divider out to let it feed or have some water.

> As far as rabies goes, when I was trapping ferals for TNR work, my
> doctor insisted that I take vaccinations against rabies. By working with
> stray cats, I fell into a high-risk group for rabies because feeding
> cats outdoors made me more susceptible to the worst area vectors: skunk.
>
> I am due for a titer this year, but since I no longer do that work, I
> think I'll pass.

I'm seeing my PCP on Monday for unrelated reasons, but can you tell me
if a rabies shot hurts a great deal? I'd feel much better knowing that
if one of the cats bites me, I'll be protected.

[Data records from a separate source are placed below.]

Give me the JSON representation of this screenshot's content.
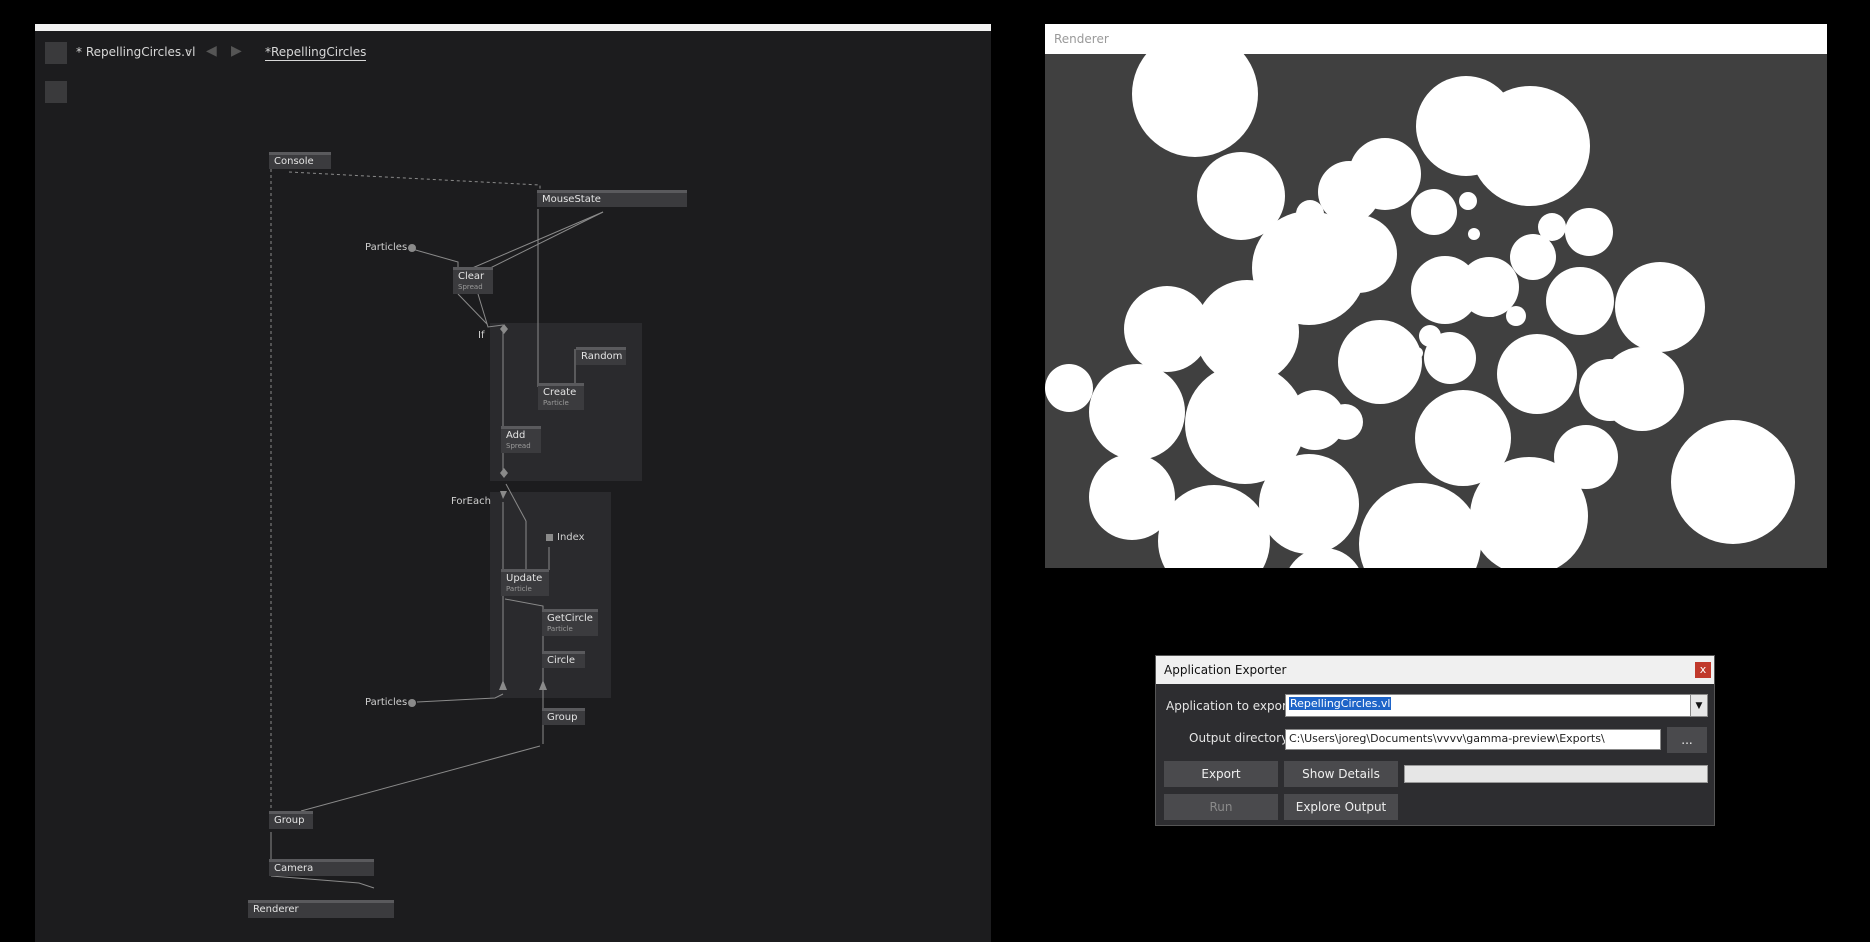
{
  "editor": {
    "tab_document": "* RepellingCircles.vl",
    "tab_dropdown": "⌄",
    "tab_patch": "*RepellingCircles",
    "back_arrow": "◀",
    "forward_arrow": "▶",
    "nodes": {
      "console": "Console",
      "mousestate": "MouseState",
      "clear": "Clear",
      "clear_sub": "Spread",
      "random": "Random",
      "create": "Create",
      "create_sub": "Particle",
      "add": "Add",
      "add_sub": "Spread",
      "update": "Update",
      "update_sub": "Particle",
      "getcircle": "GetCircle",
      "getcircle_sub": "Particle",
      "circle": "Circle",
      "group_inner": "Group",
      "group_outer": "Group",
      "camera": "Camera",
      "renderer": "Renderer"
    },
    "pads": {
      "particles_top": "Particles",
      "particles_bottom": "Particles",
      "index": "Index"
    },
    "regions": {
      "if": "If",
      "foreach": "ForEach"
    }
  },
  "renderer": {
    "title": "Renderer",
    "circles": [
      [
        150,
        40,
        63
      ],
      [
        421,
        72,
        50
      ],
      [
        340,
        120,
        36
      ],
      [
        304,
        138,
        31
      ],
      [
        485,
        92,
        60
      ],
      [
        196,
        142,
        44
      ],
      [
        264,
        214,
        57
      ],
      [
        202,
        278,
        52
      ],
      [
        122,
        275,
        43
      ],
      [
        313,
        200,
        39
      ],
      [
        389,
        158,
        23
      ],
      [
        444,
        233,
        30
      ],
      [
        488,
        203,
        23
      ],
      [
        544,
        178,
        24
      ],
      [
        535,
        247,
        34
      ],
      [
        615,
        253,
        45
      ],
      [
        400,
        236,
        34
      ],
      [
        335,
        308,
        42
      ],
      [
        405,
        304,
        26
      ],
      [
        492,
        320,
        40
      ],
      [
        565,
        336,
        31
      ],
      [
        597,
        335,
        42
      ],
      [
        92,
        358,
        48
      ],
      [
        200,
        370,
        60
      ],
      [
        270,
        366,
        30
      ],
      [
        300,
        368,
        18
      ],
      [
        418,
        384,
        48
      ],
      [
        541,
        403,
        32
      ],
      [
        688,
        428,
        62
      ],
      [
        87,
        443,
        43
      ],
      [
        264,
        450,
        50
      ],
      [
        169,
        487,
        56
      ],
      [
        375,
        490,
        61
      ],
      [
        484,
        462,
        59
      ],
      [
        279,
        534,
        40
      ],
      [
        24,
        334,
        24
      ],
      [
        249,
        189,
        17
      ],
      [
        429,
        180,
        6
      ],
      [
        262,
        178,
        8
      ],
      [
        265,
        160,
        14
      ],
      [
        423,
        147,
        9
      ],
      [
        447,
        256,
        7
      ],
      [
        471,
        262,
        10
      ],
      [
        372,
        299,
        6
      ],
      [
        531,
        172,
        6
      ],
      [
        544,
        181,
        8
      ],
      [
        550,
        192,
        7
      ],
      [
        207,
        414,
        11
      ],
      [
        385,
        282,
        11
      ],
      [
        507,
        173,
        14
      ]
    ]
  },
  "exporter": {
    "title": "Application Exporter",
    "close_label": "x",
    "app_label": "Application to export",
    "app_value": "RepellingCircles.vl",
    "dropdown_arrow": "▼",
    "outdir_label": "Output directory",
    "outdir_value": "C:\\Users\\joreg\\Documents\\vvvv\\gamma-preview\\Exports\\",
    "browse_label": "...",
    "export_label": "Export",
    "details_label": "Show Details",
    "run_label": "Run",
    "explore_label": "Explore Output"
  }
}
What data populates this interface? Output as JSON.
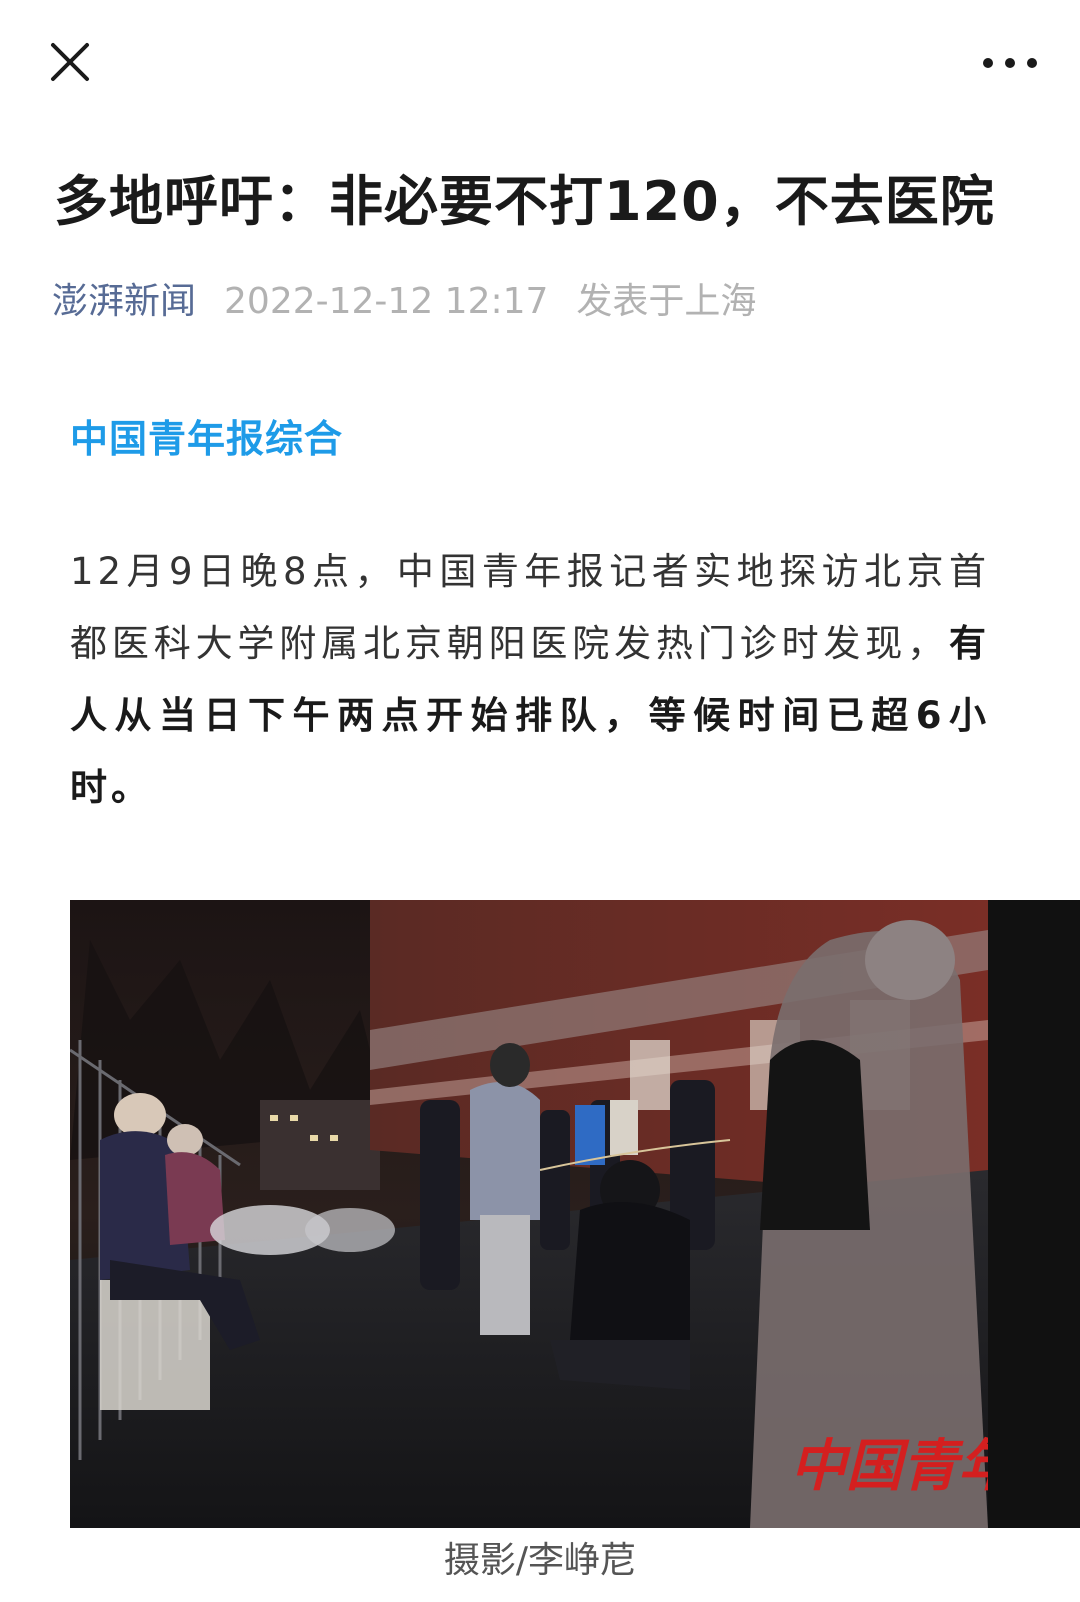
{
  "topbar": {
    "close_icon": "close-icon",
    "more_icon": "more-horizontal-icon"
  },
  "article": {
    "title": "多地呼吁：非必要不打120，不去医院",
    "source": "澎湃新闻",
    "datetime": "2022-12-12 12:17",
    "location": "发表于上海",
    "section_head": "中国青年报综合",
    "paragraph_normal": "12月9日晚8点，中国青年报记者实地探访北京首都医科大学附属北京朝阳医院发热门诊时发现，",
    "paragraph_bold": "有人从当日下午两点开始排队，等候时间已超6小时。",
    "photo_watermark": "中国青年报",
    "photo_caption": "摄影/李峥苨"
  },
  "colors": {
    "source_link": "#576b95",
    "section_head": "#1e9be8",
    "meta_grey": "#b2b2b2"
  }
}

Thank you very much for taking the time to answer.

August 5th 06, 10:30 PM
In article om>,
wrote:

> I'm seeing my PCP on Monday for unrelated reasons, but can you tell
> me if a rabies shot hurts a great deal?

Not if the tech giving you the shot knows what they are doing. The best
thing the patient can do is relax the injection site. If you do that,
you won't even feel it. If you are tense, it hurts a little (and
believe me, I am a total pain sissy who sweats bullets at the sight of
doctor instruments).

And even if the tech doesn't care, the actual shot doesn't hurt that
much. The needle is pretty small. The worst part is that the injection
site aches for a few hours after the shot. IIRC, you have to get three
shots over a period of six or seven weeks. Then, three years later, you
go back for testing. If you are still immune, they will send you on
your way. If not, you go through the series again.

> I'd feel much better knowing that if one of the cats bites me, I'll
> be protected.

I know I did. Rabies vaccinations are quick, easy. cheap and most
importantly, EFFECTIVE protection if you enter any high-risk
environment. I highly recommend vaccination to everyone doing any kind
of animal rescue work.

MaryL
August 5th 06, 10:51 PM
> wrote in message
oups.com...
> Hi. I'm trying to catch two lovely neighborhood cats I thought were
> owned (made a long post about this last weekend). Anyway, my Stray Cat
> Rescue Kit arrived this past week, and I've never had more trouble
> assembling anything in my life.
>
> The Kit comes with a "Divider" that allows you to feed the stray if
> some problem prolongs transport (and the only no-kill shelter currently
> accepting strays in my area is over an hour's drive away).
>
> I believe I've mastered the kit except for the placement of this
> comb-like divider, but there are two unbelievable pieces of information
> included in the instructions (which had I known probably would have
> kept me from buying such an expensive trap). 1) You're told to stand
> the trap *on END* while inserting the trap divider; and I simply do not
> understand why. So if anyone has experience with this particular model
> trap, would I *ever* appreciate an explanation. 2) The illustration
> of the divider included in the manual shows the divider being inserted
> only two-thirds of the way, which makes absolutely no sense if you're
> catching a feral whose rabies status is unknown. To make a long post
> short, would someone tell me exactly how you're to insert the divider?
>
> I just can't trap my first cat (tried but never succeeded when I lived
> in another neighborhood) without some confidence this will not
> traumatize the cat as badly as setting this ugly thing is traumatizing
> me!
>
> Thank you all for your wonderful support.
>

Check the literature to see if it includes a tollfree telephone number. If
so, I would call on Monday and see if anyone can answer your questions. You
*might* just get a sales rep who knows nothing, but you also would not be
wasting anything more than a few minutes of your time with a phone call.

MaryL

Photos of Duffy and Holly: >'o'<
Duffy: http://tinyurl.com/cslwf
Holly: http://tinyurl.com/9t68o
Duffy and Holly together: http://tinyurl.com/8b47e